Waiting #93, oil on wood, 24\
Anno Domini presents White Light a solo exhibition by artist Brett Amory. White Light is the next installment within Brett Amory’s Waiting series. Amory began the Waiting series in 2001 with paintings depicting commuter subjects seemingly detached from their fellow passengers and surrounding environments, inspired by the introverted culture of public transit and inhabitants of the Tenderloin neighborhood of San Francisco.
Manfred Mohr: 1964 – 2011, Réflexions sur une esthétique programmée, a solo exhibition at bitforms gallery will started from 9th September.
1. Tibor Hajas: To the Street with Your Message! I (A Letter to My Friend in Paris). (1975). Courtesy Ludwig Museum, Budapest 2. Goran Trbuljak: I do not wish to show anything new and original. (1971). Courtesy Generali Foundation, Vienna
A Complicated Relation, part I is the first in a series of two presentations at Kalmar Konstmuseum. The first part also includes an exhibition at Index in Stockholm, A Complicated Relation: KwieKulik, 7 September – 23 October, with works by the Polish artist duo KwieKulik. More information on the presentation at Index will follow in a separate mail.

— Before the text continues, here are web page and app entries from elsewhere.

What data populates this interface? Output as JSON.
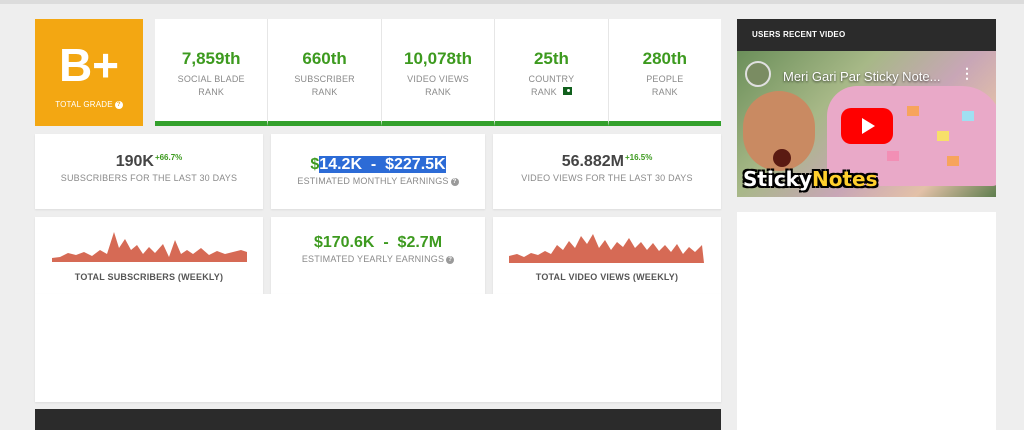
{
  "grade": {
    "value": "B+",
    "label": "TOTAL GRADE",
    "help": "?"
  },
  "ranks": [
    {
      "value": "7,859th",
      "line1": "SOCIAL BLADE",
      "line2": "RANK"
    },
    {
      "value": "660th",
      "line1": "SUBSCRIBER",
      "line2": "RANK"
    },
    {
      "value": "10,078th",
      "line1": "VIDEO VIEWS",
      "line2": "RANK"
    },
    {
      "value": "25th",
      "line1": "COUNTRY",
      "line2": "RANK",
      "flag": "pakistan-flag-icon"
    },
    {
      "value": "280th",
      "line1": "PEOPLE",
      "line2": "RANK"
    }
  ],
  "stats": {
    "subscribers": {
      "value": "190K",
      "delta": "+66.7%",
      "label": "SUBSCRIBERS FOR THE LAST 30 DAYS"
    },
    "monthly": {
      "dollar": "$",
      "range": "14.2K  -  $227.5K",
      "label": "ESTIMATED MONTHLY EARNINGS",
      "help": "?"
    },
    "views": {
      "value": "56.882M",
      "delta": "+16.5%",
      "label": "VIDEO VIEWS FOR THE LAST 30 DAYS"
    },
    "yearly": {
      "range": "$170.6K  -  $2.7M",
      "label": "ESTIMATED YEARLY EARNINGS",
      "help": "?"
    }
  },
  "charts": {
    "subscribers_label": "TOTAL SUBSCRIBERS (WEEKLY)",
    "views_label": "TOTAL VIDEO VIEWS (WEEKLY)",
    "color": "#d66a55"
  },
  "sidebar": {
    "heading": "USERS RECENT VIDEO",
    "video_title": "Meri Gari Par Sticky Note...",
    "menu": "⋮",
    "caption_a": "Sticky",
    "caption_b": "Notes"
  },
  "colors": {
    "grade": "#f3a712",
    "green": "#3d9a1f",
    "highlight": "#2c6bd6"
  }
}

The American artist Andrea Zittel was born in California in 1965. She is most closely associated with the remarkable utopian structures she calls living systems, which, in different ways, explore what we humans need for our survival. Andrea Zittel’s projects are deeply rooted in her own everyday life and her work delves into many different fields such as architecture, painting, photography, design, textiles, needlework and cooking. For over two decades her experiments have included dressing in the same home-sewn uniform for months on end, exploring restrictions in living space by living on an artificial island or living without measured time.

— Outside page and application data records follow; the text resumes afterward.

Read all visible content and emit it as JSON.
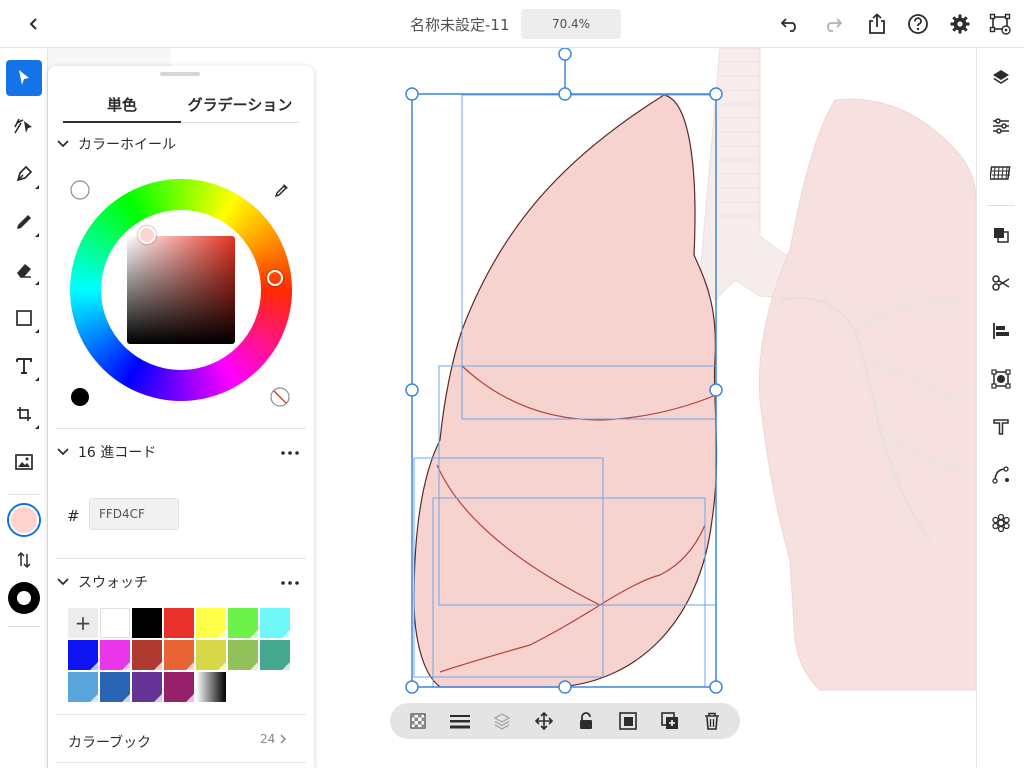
{
  "header": {
    "doc_title": "名称未設定-11",
    "zoom": "70.4%"
  },
  "color_panel": {
    "tabs": [
      {
        "label": "単色",
        "selected": true
      },
      {
        "label": "グラデーション",
        "selected": false
      }
    ],
    "wheel_section": {
      "title": "カラーホイール"
    },
    "hex_section": {
      "title": "16 進コード",
      "hash": "#",
      "value": "FFD4CF"
    },
    "swatch_section": {
      "title": "スウォッチ",
      "add_label": "+",
      "rows": [
        [
          "#ffffff",
          "#000000",
          "#e8312a",
          "#ffff4a",
          "#6cf24a",
          "#6ff6f6"
        ],
        [
          "#0c14f2",
          "#e836e8",
          "#b03a30",
          "#e86434",
          "#d6d84a",
          "#92c05a",
          "#44a88e"
        ],
        [
          "#5aa6dc",
          "#2a64b4",
          "#663496",
          "#96206a",
          "gradient"
        ]
      ]
    },
    "colorbook": {
      "label": "カラーブック",
      "count": "24"
    }
  },
  "fill_color": "#ffd4cf",
  "accent_color": "#1473e6",
  "left_tools": [
    {
      "name": "selection-tool-icon"
    },
    {
      "name": "direct-selection-tool-icon"
    },
    {
      "name": "pen-tool-icon"
    },
    {
      "name": "pencil-tool-icon"
    },
    {
      "name": "eraser-tool-icon"
    },
    {
      "name": "rectangle-tool-icon"
    },
    {
      "name": "type-tool-icon"
    },
    {
      "name": "transform-tool-icon"
    },
    {
      "name": "place-image-icon"
    }
  ],
  "right_tools": [
    {
      "name": "layers-icon"
    },
    {
      "name": "properties-icon"
    },
    {
      "name": "libraries-icon"
    },
    {
      "name": "pathfinder-icon"
    },
    {
      "name": "scissors-icon"
    },
    {
      "name": "align-icon"
    },
    {
      "name": "image-trace-icon"
    },
    {
      "name": "type-settings-icon"
    },
    {
      "name": "path-icon"
    },
    {
      "name": "effects-icon"
    }
  ],
  "object_toolbar": [
    {
      "name": "opacity-icon"
    },
    {
      "name": "stroke-options-icon"
    },
    {
      "name": "arrange-icon"
    },
    {
      "name": "move-icon"
    },
    {
      "name": "lock-icon"
    },
    {
      "name": "clip-icon"
    },
    {
      "name": "duplicate-icon"
    },
    {
      "name": "delete-icon"
    }
  ]
}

In 2006, artists Unni Gjertsen and Liv Strand embarked on a journey to Armenia – a land with idiosyncratic connections to ancient times and early Christianity, ambiguously situated somewhere in the southern region of the Caucasus. In the origins of the journey were questions on nationalisms and their relation to memory and the mediatory body between them.
The exhibition Tales of Fraternity, Power and Time -The Armenia Project at 0047 delves into the relationship between imagination and territory. By positioning the visitor concurrently as the viewer and the constructor of a forever-changing landscape, the exhibition aims to reflect on the strategies at work in the early construction of nation-states which are still at play within Europe’s current political situation.
Tales of Fraternity, Power and Time – The Armenia Project
Date：August 26th – September 25th, 2011
Open：12:00-17:00 (Saturday and Sunday until 16:00)
Address: Schweigaardsgt 34 D, 0191 Oslo, Norway
Tel: +47 24 20 11 47